nterest which while abroad Sumner took in Thomas Crawford, whose acquaintance he first made in Romeser, May 8, 1844. Sumner's early interest in Crawford is referred to in Mr. Hillard's notice of thelection of expressive and original works. Crawford came to this country in the autumn of 1844, a 1845,—he bespoke Judge Story's influence for Crawford, who visited the National Capital seeking fropatriotism which American art has created. Crawford wrote to George Sumner, in 1844:— I am r and ever yours, Charles Sumner, To Thomas Crawford, Rome. July 16, 1843. my dear CrawforCrawford,—The moments pass, and I can only say that Allston is dead. He died suddenly, having passed a ver Boston. We liked him very much. To Thomas Crawford. Boston, Aug. 1, 1843. my dear Crawfoturned his mind to you. I owe you, my dear Crawford, more serious thanks than I can express—much e and the orator. All that can be done for Crawford shall be done. My great trouble is to find a[7 more.
Edward L. Pierce, Memoir and letters of Charles Sumner: volume 2, chapter 30 (search)
le v. Littledale, 2 V. 452; and in Higgins v. Crawford, 2 V. 571. In this last case, he was sole coe passed a few days in New York, where he met Crawford,—for the first time since their parting in Ro rising! He will be our President! To Thomas Crawford. Boston, Jan. 30, 1844. my dear Crawfelonging to Jonathan Phillips The Cupid of Crawford belonged to Mr. Phillips, and the Bride of Abr sincerely yours, Charles Sumner. To Thomas Crawford, Rome. Boston, April 30, 1844. my dear Crawford,—.. The Orpheus has been kept in a locked apartment all winter, waiting for genial spring, antiquity, and the friendship of Greene and Crawford, warm and instructive, shed choice influencesnd lapidary in its character. . . . To Thomas Crawford. Boston, June 1, 1844. my dear CrawfoCrawford, In the omitted part of the letter, Sumner forwards a commission on behalf of a Boston merchanA——there? If so, what number on Bond Street? Crawford will be with his mother, or happy in Bond Str[3 more.
Edward L. Pierce, Memoir and letters of Charles Sumner: volume 2, Chapter 27: services for education.—prison discipline.—Correspondence.— January to July, 1845.—age, 34. (search)

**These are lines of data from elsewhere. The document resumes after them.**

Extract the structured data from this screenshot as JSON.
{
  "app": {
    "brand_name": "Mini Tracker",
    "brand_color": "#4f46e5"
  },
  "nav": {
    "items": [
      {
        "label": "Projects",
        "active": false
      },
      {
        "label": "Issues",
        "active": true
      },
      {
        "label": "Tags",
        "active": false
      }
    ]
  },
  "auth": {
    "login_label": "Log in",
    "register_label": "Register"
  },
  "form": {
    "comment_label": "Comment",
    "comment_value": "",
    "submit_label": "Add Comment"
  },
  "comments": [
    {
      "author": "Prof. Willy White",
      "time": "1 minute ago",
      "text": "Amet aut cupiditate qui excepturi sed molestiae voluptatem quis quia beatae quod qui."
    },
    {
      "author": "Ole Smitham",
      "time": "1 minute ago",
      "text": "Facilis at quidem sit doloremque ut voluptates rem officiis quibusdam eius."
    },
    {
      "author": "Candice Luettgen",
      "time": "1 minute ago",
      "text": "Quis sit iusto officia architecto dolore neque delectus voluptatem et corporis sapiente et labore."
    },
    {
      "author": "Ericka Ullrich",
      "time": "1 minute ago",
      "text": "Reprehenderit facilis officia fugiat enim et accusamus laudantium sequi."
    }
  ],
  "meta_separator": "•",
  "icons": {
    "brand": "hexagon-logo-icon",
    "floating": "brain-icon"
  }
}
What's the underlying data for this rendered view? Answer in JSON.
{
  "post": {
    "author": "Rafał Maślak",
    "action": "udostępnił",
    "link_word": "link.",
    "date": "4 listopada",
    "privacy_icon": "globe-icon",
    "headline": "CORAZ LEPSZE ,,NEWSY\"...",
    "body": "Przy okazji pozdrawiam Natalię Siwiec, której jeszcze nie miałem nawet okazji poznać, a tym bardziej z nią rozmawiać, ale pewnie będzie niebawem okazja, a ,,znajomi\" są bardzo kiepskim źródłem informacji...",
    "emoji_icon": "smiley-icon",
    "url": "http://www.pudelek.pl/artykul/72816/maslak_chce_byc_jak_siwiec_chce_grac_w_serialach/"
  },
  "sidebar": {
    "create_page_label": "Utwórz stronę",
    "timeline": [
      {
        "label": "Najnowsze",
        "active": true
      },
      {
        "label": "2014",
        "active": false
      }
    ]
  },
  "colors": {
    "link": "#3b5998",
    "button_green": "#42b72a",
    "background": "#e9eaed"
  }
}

bbs, Charles S. Daveis, George W. Greene, Thomas Crawford, Edward Everett (then Minister to Englandful study of the matters he takes in hand. Crawford is already in Washington. Perhaps he will cae in art and letters. He is a warm friend of Crawford. Will Texas be admitted? We hear to-day te stored in the wallet of the past. To Thomas Crawford, New York. Boston, April 17, 1845. my dear Crawford,—Have you heard that the students of Harvard College have voted to request you to exePresident Quincy? The bust was executed by Crawford, and has recently been removed from the Colleks on it with the same feelings. It is, dear Crawford, most exquisite. When shall we possess otherability. . . . Ever thine, Chas. To Thomas Crawford. Boston, May 10, 1845. my dear CrawfoCrawford,—I suppose you have not yet received the letter from the students. I believe they postponed it t roof. The Crawfords and A——are there also. Crawford is making a bust of President Quincy, at the